What Is a Lottery?


A lottery is a procedure for distributing something (usually money or prizes) among a group of people by lot or chance. Typically, the chances of winning are determined by the number of people who buy tickets and by a random selection method, in which a pool or collection of tickets or counterfoils is drawn to determine winners. The term lottery is also used to refer to a form of gambling in which many people buy tickets and win prizes by chance.

The first recorded lotteries were in the Low Countries in the 15th century, with towns attempting to raise money for town fortifications or to help the poor. These lotteries were a precursor to state-sponsored lotteries, which were common in Europe in the 15th and 16th centuries.

In the United States, there are currently 42 states that offer a lottery to the public.
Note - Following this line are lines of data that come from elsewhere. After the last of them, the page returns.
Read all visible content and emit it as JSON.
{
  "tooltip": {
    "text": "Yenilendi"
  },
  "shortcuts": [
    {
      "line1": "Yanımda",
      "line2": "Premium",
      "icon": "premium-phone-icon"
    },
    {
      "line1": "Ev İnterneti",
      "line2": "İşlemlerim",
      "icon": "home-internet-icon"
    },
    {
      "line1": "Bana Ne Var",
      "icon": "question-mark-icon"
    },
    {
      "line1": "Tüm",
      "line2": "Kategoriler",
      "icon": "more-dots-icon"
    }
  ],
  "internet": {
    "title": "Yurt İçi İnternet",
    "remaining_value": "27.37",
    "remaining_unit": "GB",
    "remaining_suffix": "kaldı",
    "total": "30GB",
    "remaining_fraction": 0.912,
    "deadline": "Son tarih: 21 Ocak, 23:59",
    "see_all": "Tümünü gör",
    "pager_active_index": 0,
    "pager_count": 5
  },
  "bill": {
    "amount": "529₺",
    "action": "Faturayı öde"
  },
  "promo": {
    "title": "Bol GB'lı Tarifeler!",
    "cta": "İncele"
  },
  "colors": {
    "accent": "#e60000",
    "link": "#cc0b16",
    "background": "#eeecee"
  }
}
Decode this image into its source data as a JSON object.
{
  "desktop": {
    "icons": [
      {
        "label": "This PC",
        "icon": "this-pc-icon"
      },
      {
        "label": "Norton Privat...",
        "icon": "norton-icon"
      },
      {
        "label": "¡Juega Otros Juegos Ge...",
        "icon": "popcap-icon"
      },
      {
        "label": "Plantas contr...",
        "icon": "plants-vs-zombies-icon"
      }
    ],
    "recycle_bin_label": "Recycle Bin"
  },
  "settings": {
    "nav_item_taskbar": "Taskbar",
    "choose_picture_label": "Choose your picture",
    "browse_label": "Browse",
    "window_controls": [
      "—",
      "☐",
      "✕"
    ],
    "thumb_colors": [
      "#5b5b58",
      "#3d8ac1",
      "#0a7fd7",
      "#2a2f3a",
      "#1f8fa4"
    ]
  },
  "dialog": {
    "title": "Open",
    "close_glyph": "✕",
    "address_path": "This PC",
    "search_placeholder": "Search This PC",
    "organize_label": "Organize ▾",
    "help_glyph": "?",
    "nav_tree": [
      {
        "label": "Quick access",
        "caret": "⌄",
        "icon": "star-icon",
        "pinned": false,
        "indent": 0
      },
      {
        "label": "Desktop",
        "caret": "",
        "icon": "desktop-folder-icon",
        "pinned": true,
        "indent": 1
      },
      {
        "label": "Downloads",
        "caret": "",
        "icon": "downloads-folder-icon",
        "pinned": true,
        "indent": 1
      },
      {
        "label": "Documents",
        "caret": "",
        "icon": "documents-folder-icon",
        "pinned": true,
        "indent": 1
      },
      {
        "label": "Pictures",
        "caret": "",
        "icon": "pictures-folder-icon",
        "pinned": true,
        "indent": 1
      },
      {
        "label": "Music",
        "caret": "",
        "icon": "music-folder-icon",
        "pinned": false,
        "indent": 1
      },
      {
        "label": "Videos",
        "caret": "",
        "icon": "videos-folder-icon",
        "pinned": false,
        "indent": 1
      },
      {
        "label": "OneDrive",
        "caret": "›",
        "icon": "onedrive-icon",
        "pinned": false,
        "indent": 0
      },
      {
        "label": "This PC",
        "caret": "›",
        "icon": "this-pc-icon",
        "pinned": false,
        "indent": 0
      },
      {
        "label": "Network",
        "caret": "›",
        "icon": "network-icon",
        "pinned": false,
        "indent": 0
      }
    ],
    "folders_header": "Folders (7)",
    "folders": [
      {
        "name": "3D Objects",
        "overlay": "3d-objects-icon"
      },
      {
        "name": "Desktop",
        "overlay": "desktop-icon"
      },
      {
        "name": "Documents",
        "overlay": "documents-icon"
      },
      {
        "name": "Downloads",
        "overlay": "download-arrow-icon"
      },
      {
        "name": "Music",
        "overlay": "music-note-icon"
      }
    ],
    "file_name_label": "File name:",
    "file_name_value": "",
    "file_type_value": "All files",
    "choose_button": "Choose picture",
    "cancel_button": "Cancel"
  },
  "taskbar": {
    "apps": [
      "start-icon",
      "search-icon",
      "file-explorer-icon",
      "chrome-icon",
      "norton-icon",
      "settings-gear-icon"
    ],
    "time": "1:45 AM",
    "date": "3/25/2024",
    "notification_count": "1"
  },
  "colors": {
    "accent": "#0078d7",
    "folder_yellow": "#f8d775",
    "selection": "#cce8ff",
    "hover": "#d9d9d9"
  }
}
The majority of these lotteries are operated by the state, although some are run by private organizations and corporations. The main reason for the popularity of these lotteries is their ability to create large jackpots and other high-value prizes that can be won by individuals or teams.

Generally, the best way to win the lottery is to select strong numbers. However, even if you are a pro at picking numbers, you should still make sure that you take the time to research the odds of each set of numbers before playing. This will help you avoid making mistakes that could have negative consequences for you.

You should also think about the taxes that will be owed on your prize before you claim it. This is because it can be quite expensive to pay these fees, and it may also affect your income tax return. If you do not plan for these taxes, you may end up paying a large sum of money to the IRS.

Another important consideration is whether to take a lump-sum or a long-term payout. A lump-sum payout offers you the opportunity to invest your winnings yourself, which can be a good way to increase your wealth. A long-term payout, on the other hand, reduces your risk of spending all of your winnings, and provides a longer-term source of income.

Most states that offer lotteries also provide information on the amount of money that you will have to pay in taxes and how much of this will go to the lottery itself. It is always best to speak with a qualified accountant about these matters before you claim your prize, as they will be able to guide you in the right direction.

One of the biggest misconceptions about lotteries is that you have a better chance of winning if you live in a more populous state. While this is true in some ways, the probability of winning doesn’t change based on where you live.

The most popular lotteries in the US are Powerball, Mega Millions and Lotto America. The latter is a multi-state game that gives players the chance to win huge jackpots and other big prizes.